Assignment: Reproduce all the data exactly, without pictures.

++++

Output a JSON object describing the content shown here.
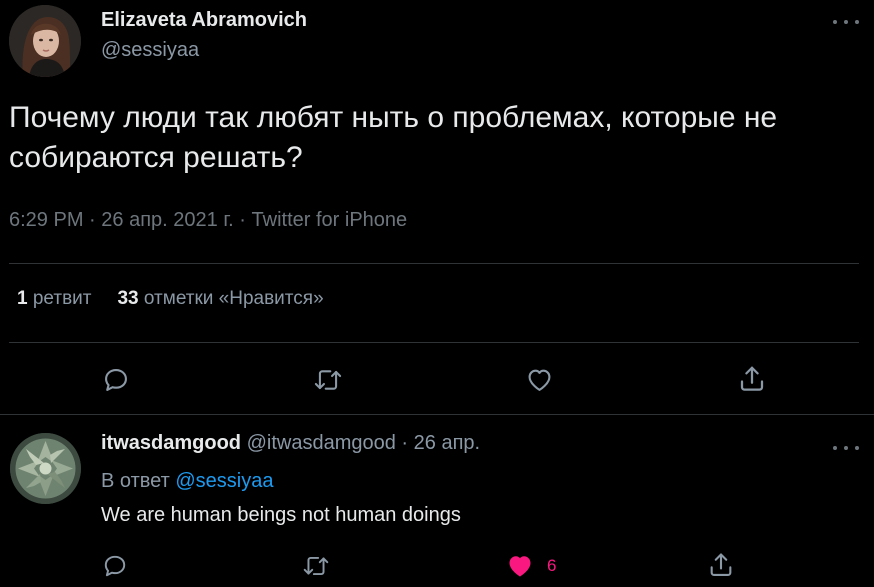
{
  "tweet": {
    "author_name": "Elizaveta Abramovich",
    "author_handle": "@sessiyaa",
    "text": "Почему люди так любят ныть о проблемах, которые не собираются решать?",
    "time": "6:29 PM",
    "date": "26 апр. 2021 г.",
    "source": "Twitter for iPhone",
    "separator": "·",
    "retweets_count": "1",
    "retweets_label": "ретвит",
    "likes_count": "33",
    "likes_label": "отметки «Нравится»"
  },
  "reply": {
    "author_name": "itwasdamgood",
    "author_handle": "@itwasdamgood",
    "separator": "·",
    "date": "26 апр.",
    "reply_to_label": "В ответ",
    "reply_to_handle": "@sessiyaa",
    "text": "We are human beings not human doings",
    "like_count": "6"
  },
  "icons": {
    "more": "more-horizontal-icon",
    "reply": "reply-bubble-icon",
    "retweet": "retweet-icon",
    "like": "heart-icon",
    "share": "share-icon"
  },
  "colors": {
    "background": "#000000",
    "text_primary": "#e7e9ea",
    "text_secondary": "#8b98a5",
    "link": "#1d9bf0",
    "like_active": "#f91880",
    "divider": "#2f3336"
  }
}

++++

Result of the task:
Output a JSON object describing the content shown here.
{
  "tweet": {
    "author_name": "Elizaveta Abramovich",
    "author_handle": "@sessiyaa",
    "text": "Почему люди так любят ныть о проблемах, которые не собираются решать?",
    "time": "6:29 PM",
    "date": "26 апр. 2021 г.",
    "source": "Twitter for iPhone",
    "separator": "·",
    "retweets_count": "1",
    "retweets_label": "ретвит",
    "likes_count": "33",
    "likes_label": "отметки «Нравится»"
  },
  "reply": {
    "author_name": "itwasdamgood",
    "author_handle": "@itwasdamgood",
    "separator": "·",
    "date": "26 апр.",
    "reply_to_label": "В ответ",
    "reply_to_handle": "@sessiyaa",
    "text": "We are human beings not human doings",
    "like_count": "6"
  },
  "icons": {
    "more": "more-horizontal-icon",
    "reply": "reply-bubble-icon",
    "retweet": "retweet-icon",
    "like": "heart-icon",
    "share": "share-icon"
  },
  "colors": {
    "background": "#000000",
    "text_primary": "#e7e9ea",
    "text_secondary": "#8b98a5",
    "link": "#1d9bf0",
    "like_active": "#f91880",
    "divider": "#2f3336"
  }
}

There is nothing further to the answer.